    As a preselector, the RF-591A provides extra receive system selectivity required when operating in the presence of strong undesired RF signals. Such signals could be caused by transmitters located in close proximity to receive antennas. The RF-591A filters these interfering out-of-band signals to prevent distortion and overload conditions at the receiver. Low level in-band signals are amplified to enhance receiver performance. When the input Radio Frequency (RF) signals exceed safe operating limits, circuits in the RF-591A activate to protect the system.

    When used as a postselector, the RF-591A is inserted in the signal path after the transmit exciter to significantly reduce transmitter broadband noise output.

    This broadband noise may cause interference with receivers which are located in close proximity to the transmitters.
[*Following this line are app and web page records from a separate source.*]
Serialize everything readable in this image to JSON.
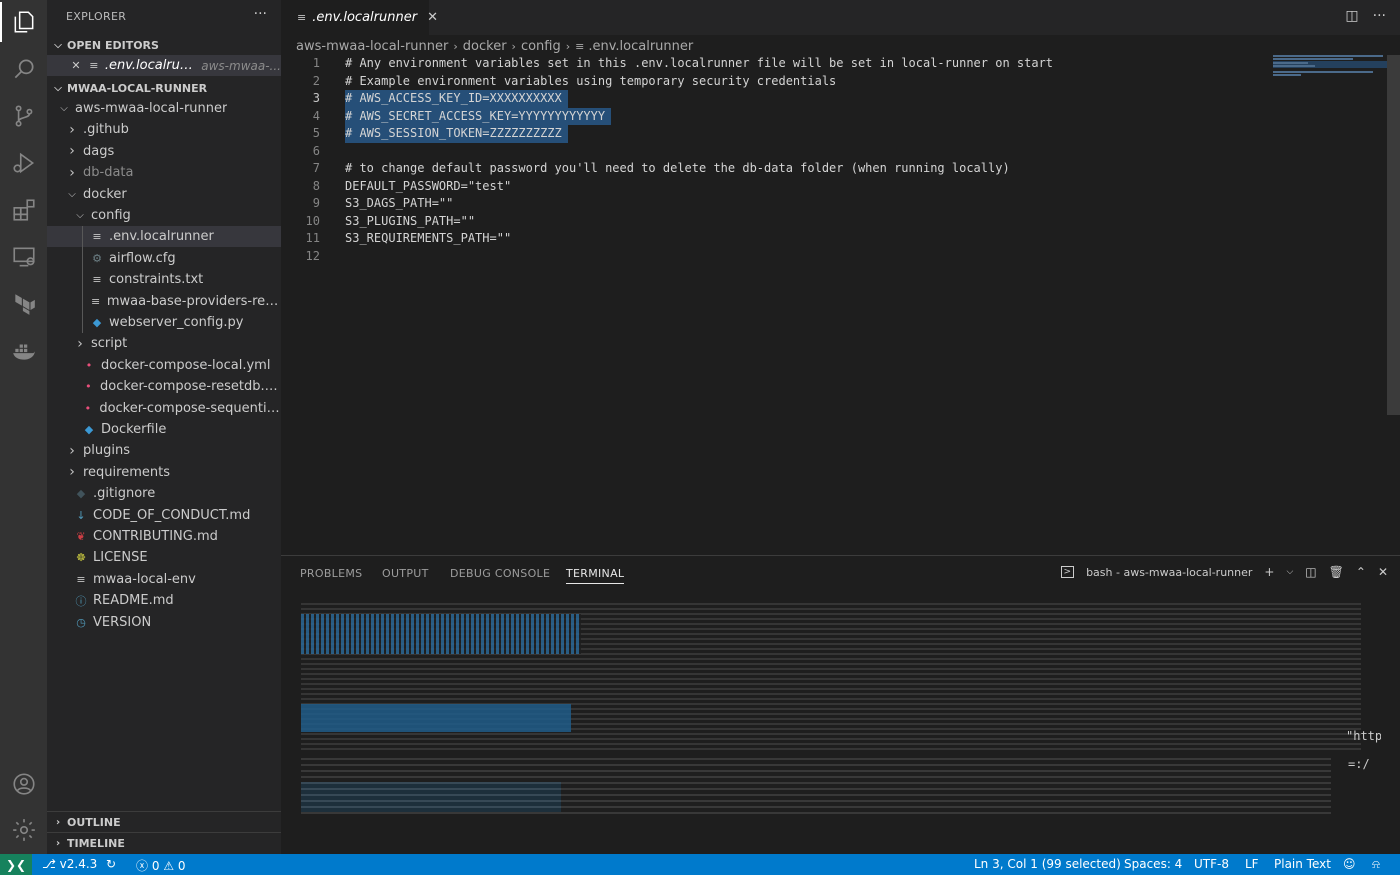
{
  "activity_bar": {
    "items": [
      "explorer-icon",
      "search-icon",
      "source-control-icon",
      "run-debug-icon",
      "extensions-icon",
      "remote-explorer-icon",
      "terraform-icon",
      "docker-icon"
    ],
    "bottom": [
      "account-icon",
      "settings-gear-icon"
    ]
  },
  "sidebar": {
    "title": "EXPLORER",
    "more": "···",
    "open_editors": {
      "label": "OPEN EDITORS",
      "items": [
        {
          "name": ".env.localrunner",
          "desc": "aws-mwaa-..."
        }
      ]
    },
    "workspace": {
      "label": "MWAA-LOCAL-RUNNER",
      "items": [
        {
          "name": "aws-mwaa-local-runner",
          "depth": 1,
          "type": "folder-open"
        },
        {
          "name": ".github",
          "depth": 2,
          "type": "folder"
        },
        {
          "name": "dags",
          "depth": 2,
          "type": "folder"
        },
        {
          "name": "db-data",
          "depth": 2,
          "type": "folder",
          "dim": true
        },
        {
          "name": "docker",
          "depth": 2,
          "type": "folder-open"
        },
        {
          "name": "config",
          "depth": 3,
          "type": "folder-open"
        },
        {
          "name": ".env.localrunner",
          "depth": 4,
          "type": "file",
          "icon": "≡",
          "color": "#c5c5c5",
          "selected": true
        },
        {
          "name": "airflow.cfg",
          "depth": 4,
          "type": "file",
          "icon": "⚙",
          "color": "#6d8086"
        },
        {
          "name": "constraints.txt",
          "depth": 4,
          "type": "file",
          "icon": "≡",
          "color": "#c5c5c5"
        },
        {
          "name": "mwaa-base-providers-requi...",
          "depth": 4,
          "type": "file",
          "icon": "≡",
          "color": "#c5c5c5"
        },
        {
          "name": "webserver_config.py",
          "depth": 4,
          "type": "file",
          "icon": "◆",
          "color": "#3c99d4"
        },
        {
          "name": "script",
          "depth": 3,
          "type": "folder"
        },
        {
          "name": "docker-compose-local.yml",
          "depth": 3,
          "type": "file",
          "icon": "•",
          "color": "#e94f7b"
        },
        {
          "name": "docker-compose-resetdb.yml",
          "depth": 3,
          "type": "file",
          "icon": "•",
          "color": "#e94f7b"
        },
        {
          "name": "docker-compose-sequential....",
          "depth": 3,
          "type": "file",
          "icon": "•",
          "color": "#e94f7b"
        },
        {
          "name": "Dockerfile",
          "depth": 3,
          "type": "file",
          "icon": "◆",
          "color": "#3c99d4"
        },
        {
          "name": "plugins",
          "depth": 2,
          "type": "folder"
        },
        {
          "name": "requirements",
          "depth": 2,
          "type": "folder"
        },
        {
          "name": ".gitignore",
          "depth": 2,
          "type": "file",
          "icon": "◆",
          "color": "#41535b"
        },
        {
          "name": "CODE_OF_CONDUCT.md",
          "depth": 2,
          "type": "file",
          "icon": "↓",
          "color": "#519aba"
        },
        {
          "name": "CONTRIBUTING.md",
          "depth": 2,
          "type": "file",
          "icon": "❦",
          "color": "#cc3e44"
        },
        {
          "name": "LICENSE",
          "depth": 2,
          "type": "file",
          "icon": "☸",
          "color": "#cbcb41"
        },
        {
          "name": "mwaa-local-env",
          "depth": 2,
          "type": "file",
          "icon": "≡",
          "color": "#c5c5c5"
        },
        {
          "name": "README.md",
          "depth": 2,
          "type": "file",
          "icon": "ⓘ",
          "color": "#519aba"
        },
        {
          "name": "VERSION",
          "depth": 2,
          "type": "file",
          "icon": "◷",
          "color": "#519aba"
        }
      ]
    },
    "outline_label": "OUTLINE",
    "timeline_label": "TIMELINE"
  },
  "tab": {
    "title": ".env.localrunner",
    "close": "✕"
  },
  "breadcrumb": [
    "aws-mwaa-local-runner",
    "docker",
    "config",
    ".env.localrunner"
  ],
  "editor": {
    "current_line": 3,
    "lines": [
      {
        "text": "# Any environment variables set in this .env.localrunner file will be set in local-runner on start",
        "sel": false
      },
      {
        "text": "# Example environment variables using temporary security credentials",
        "sel": false
      },
      {
        "text": "# AWS_ACCESS_KEY_ID=XXXXXXXXXX",
        "sel": true
      },
      {
        "text": "# AWS_SECRET_ACCESS_KEY=YYYYYYYYYYYY",
        "sel": true
      },
      {
        "text": "# AWS_SESSION_TOKEN=ZZZZZZZZZZ",
        "sel": true
      },
      {
        "text": "",
        "sel": false
      },
      {
        "text": "# to change default password you'll need to delete the db-data folder (when running locally)",
        "sel": false
      },
      {
        "text": "DEFAULT_PASSWORD=\"test\"",
        "sel": false
      },
      {
        "text": "S3_DAGS_PATH=\"\"",
        "sel": false
      },
      {
        "text": "S3_PLUGINS_PATH=\"\"",
        "sel": false
      },
      {
        "text": "S3_REQUIREMENTS_PATH=\"\"",
        "sel": false
      },
      {
        "text": "",
        "sel": false
      }
    ]
  },
  "panel": {
    "tabs": [
      "PROBLEMS",
      "OUTPUT",
      "DEBUG CONSOLE",
      "TERMINAL"
    ],
    "active": "TERMINAL",
    "terminal_name": "bash - aws-mwaa-local-runner",
    "terminal_fragments": [
      "\"http",
      "=:/"
    ]
  },
  "status": {
    "branch": "v2.4.3",
    "problems_errors": "0",
    "problems_warnings": "0",
    "cursor": "Ln 3, Col 1 (99 selected)",
    "spaces": "Spaces: 4",
    "encoding": "UTF-8",
    "eol": "LF",
    "language": "Plain Text"
  },
  "colors": {
    "accent": "#007acc",
    "remote": "#16825d",
    "selection": "#264f78"
  }
}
Note that the RF-591A is inserted at the exciter output where in-band signals are low (typically 100 mW). A separate RF input and output are provided on the RF-591A rear panel for the postselector signal path.

    The pre/postselector may also be configured to work with a transceiver.
    In this application, the RF-591A performs both the preselector and postselector functions and the signal path is automatically controlled by the transceiver keyline.

    The pre/postselector is a digitally tuned highly selective filter which may be tuned locally or by remote control. Frequency range is from 10 KHz - 29.99 MHz. The pre/postselector operates as a bandpass filter from 2.0 - 29.99 MHz and provides a set of low pass filters for operation below 2.0 MHz.

    Selectivity is accomplished by three cascaded bandpass filters modules and gain is provided by two low distortion amplifiers. All three bandpass filter assemblies are identical and interchangeable. When operating between 2.0 - 29.99 MHz, each filter assembly has approximately 20-dB selectivity at +10% from the tuned frequency. Passband loss in each assembly is 5 dB nominal.

    A high power input attenuator network is used to guarantee 50 ohm input impedance antenna termination.

    The gain of the pre/postselector is distributed between two low-distortion amplifiers. The first amplifier provides +10 dB of gain and the second provides +13 dB of gain.